Car thief: Hello, Kramer.
Kramer: Listen, there’s a pair of gloves in the glove compartment.
Car thief: Wait, hold on… Brown ones?
Kramer: Yeah. Listen, could you mail those to me? Or bring them [color=red]by my
building, it’s 129 West 81st St.
Is the “by” above the same as in “stop by my building?”
Yes, that’s right, S&S.
It’s sort of a quick and easy way to say “Stop by my building and bring the gloves with you”.
[size=75]“A pure hand needs no glove to cover it.” ~ Nathaniel Hawthorne[/size]
stop by = drop by/in= visit some place for a short time
I wonder if “bring by” means anything.
“Bring them by my building”, I don’t understand. I see it as a wrong grammar.
“Bring them to my place.”, would be OK for me.
I need additional explanation.
Esl_Expert has already explained very clearly how ‘bring them by my building’ is used.
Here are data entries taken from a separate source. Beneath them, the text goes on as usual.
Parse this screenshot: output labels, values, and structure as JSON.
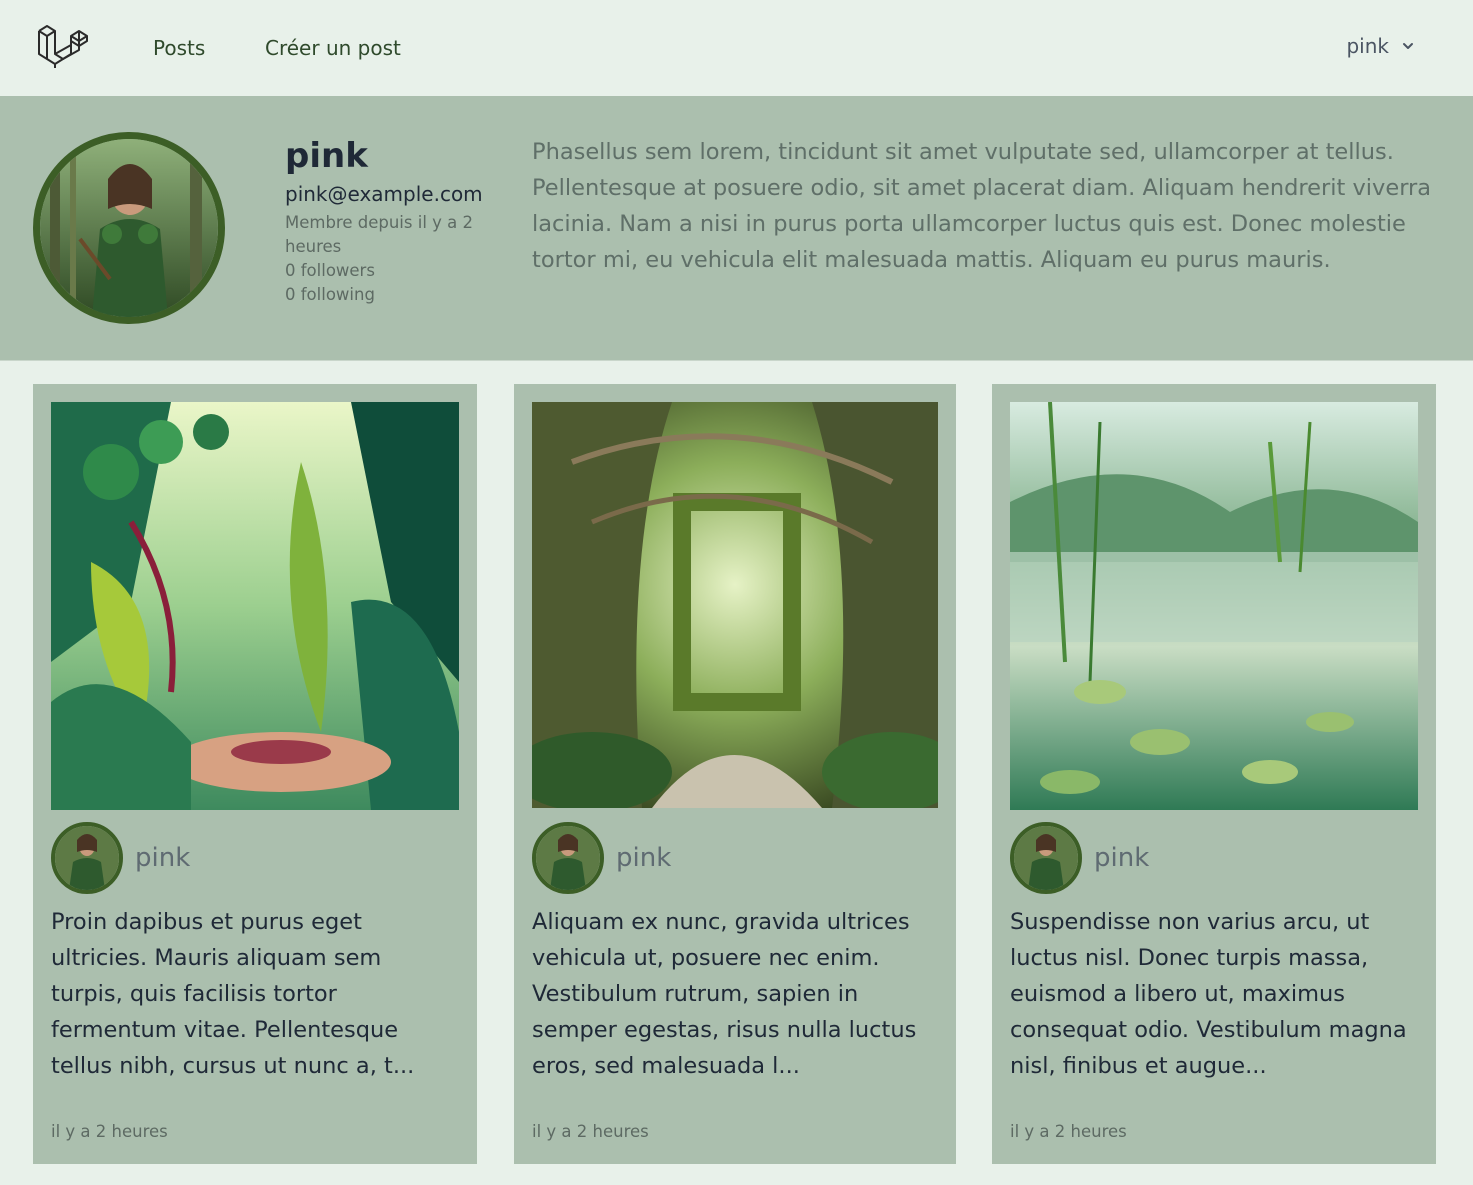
{
  "nav": {
    "logo_icon": "laravel-logo-icon",
    "links": [
      "Posts",
      "Créer un post"
    ],
    "user": "pink"
  },
  "profile": {
    "name": "pink",
    "email": "pink@example.com",
    "member_since": "Membre depuis il y a 2 heures",
    "followers": "0 followers",
    "following": "0 following",
    "bio": "Phasellus sem lorem, tincidunt sit amet vulputate sed, ullamcorper at tellus. Pellentesque at posuere odio, sit amet placerat diam. Aliquam hendrerit viverra lacinia. Nam a nisi in purus porta ullamcorper luctus quis est. Donec molestie tortor mi, eu vehicula elit malesuada mattis. Aliquam eu purus mauris."
  },
  "posts": [
    {
      "author": "pink",
      "excerpt": "Proin dapibus et purus eget ultricies. Mauris aliquam sem turpis, quis facilisis tortor fermentum vitae. Pellentesque tellus nibh, cursus ut nunc a, t...",
      "time": "il y a 2 heures"
    },
    {
      "author": "pink",
      "excerpt": "Aliquam ex nunc, gravida ultrices vehicula ut, posuere nec enim. Vestibulum rutrum, sapien in semper egestas, risus nulla luctus eros, sed malesuada l...",
      "time": "il y a 2 heures"
    },
    {
      "author": "pink",
      "excerpt": "Suspendisse non varius arcu, ut luctus nisl. Donec turpis massa, euismod a libero ut, maximus consequat odio. Vestibulum magna nisl, finibus et augue...",
      "time": "il y a 2 heures"
    }
  ],
  "colors": {
    "page_bg": "#e8f1ea",
    "panel_bg": "#abbfae",
    "avatar_ring": "#3c5e26"
  }
}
Yes. The character of “Kramer” is a native speaker, but not known as a grammar expert. Besides, he was talking to a thief who just stole his car, not taking a written test.